Mike McKay is stepping down as executive director at Resource Center Dallas after four years to become chief of operations at the U.S. Peace Corps in Washington, D.C. We’ll have a full story on McKay’s departure in an upcoming issue of the Voice, but for now here’s the memo he sent to RCD staff earlier today:

Dear Colleagues:

After almost four years as the Executive Director of Resource Center Dallas, I have decided to resign my position here to accept the position as Chief of Operations at the U.S. Peace Corps in Washington, DC.

As noted in the attached letter to RCD president Reid Ainsworth, you and I have accomplished a great deal during our time together, raising the profile, quality and expectations of the Center, our programs and services for the North Texas area. I am very proud of our accomplishments and am grateful for your hard work, support and commitment.

I will continue to be a fierce advocate and loyal friend of RCD’s,  and I  look forward to the Center’s continued success with you and the strong, senior leadership team in place. The board will be deciding on the process to name the next ED at their regular meeting on June 7.

In the meantime, my last day will be May 28, so I will be making my rounds as usual to check in, wish you well and say thanks personally.
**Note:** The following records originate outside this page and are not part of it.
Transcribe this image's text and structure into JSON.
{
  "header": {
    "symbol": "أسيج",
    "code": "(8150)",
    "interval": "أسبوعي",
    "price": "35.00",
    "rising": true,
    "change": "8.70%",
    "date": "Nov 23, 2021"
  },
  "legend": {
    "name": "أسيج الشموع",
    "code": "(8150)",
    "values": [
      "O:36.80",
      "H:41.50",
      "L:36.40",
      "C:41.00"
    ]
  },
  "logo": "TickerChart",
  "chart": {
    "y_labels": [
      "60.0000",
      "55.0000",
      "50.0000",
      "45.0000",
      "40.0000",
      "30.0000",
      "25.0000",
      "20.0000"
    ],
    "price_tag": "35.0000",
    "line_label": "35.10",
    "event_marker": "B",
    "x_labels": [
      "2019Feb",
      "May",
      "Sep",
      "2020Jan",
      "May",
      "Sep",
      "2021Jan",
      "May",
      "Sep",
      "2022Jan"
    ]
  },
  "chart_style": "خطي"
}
Mike McKay
Executive Director
Resource Center Dallas

—  John Wright

ENDA rally in Dallas: video

Video taken outside Sen. Kay Bailey Hutchison’s office on Central Expressway in Dallas. Rallies in support of ENDA took place in Austin, Houston, San Antonio and cities across the country.

The rallies coincided with the arraignment hearing for the ENDA 4, which includes Dallas activist Chastity Kirven. They were sentenced to six months of staying the hell out of Nancy Pelosi’s office.

—  David Taffet

RCD's Mike McKay on the State of the Union: 'It's time to move beyond speeches'

The following statement was just sent over by Rafael McDonnell at Resource Center Dallas on behalf of Executive Director Mike McKay:

“President Obama’s pledge to work with the legislative branch to end the misguided ‘don’t ask, don’t tell’ policy is worthy of praise. It’s important to note, though, that GLBT Americans have heard these words before. As a candidate, President Obama said them on the stump; and just last fall, he said them at the HRC dinner in Washington. Talking is for campaigns; action is for leaders.

“The time is long overdue to move beyond speeches and put the ‘fierce advocacy’ we were promised before the 2008 elections into action. A line has been drawn in the sand: the GLBT community must hold both the President and Congress accountable for getting rid of this archaic, discriminatory policy. Audacious action and leadership are needed. We will help with the roadmap to get us to that goal.

“Regrettably, the President chose not to speak on two other issues of importance to our community: the Employment Non-Discrimination Act and the Defense of Marriage Act. Every day, GLBT Americans here in North Texas and across the country lose their jobs for simply being who they are. Every day, GLBT Americans are denied hundreds of federal benefits bestowed on married couples. The United States of America, where we pledge allegiance to a flag that promises ‘liberty and justice for all,’ needs action and leadership on these issues – sooner rather than later.”

—  John Wright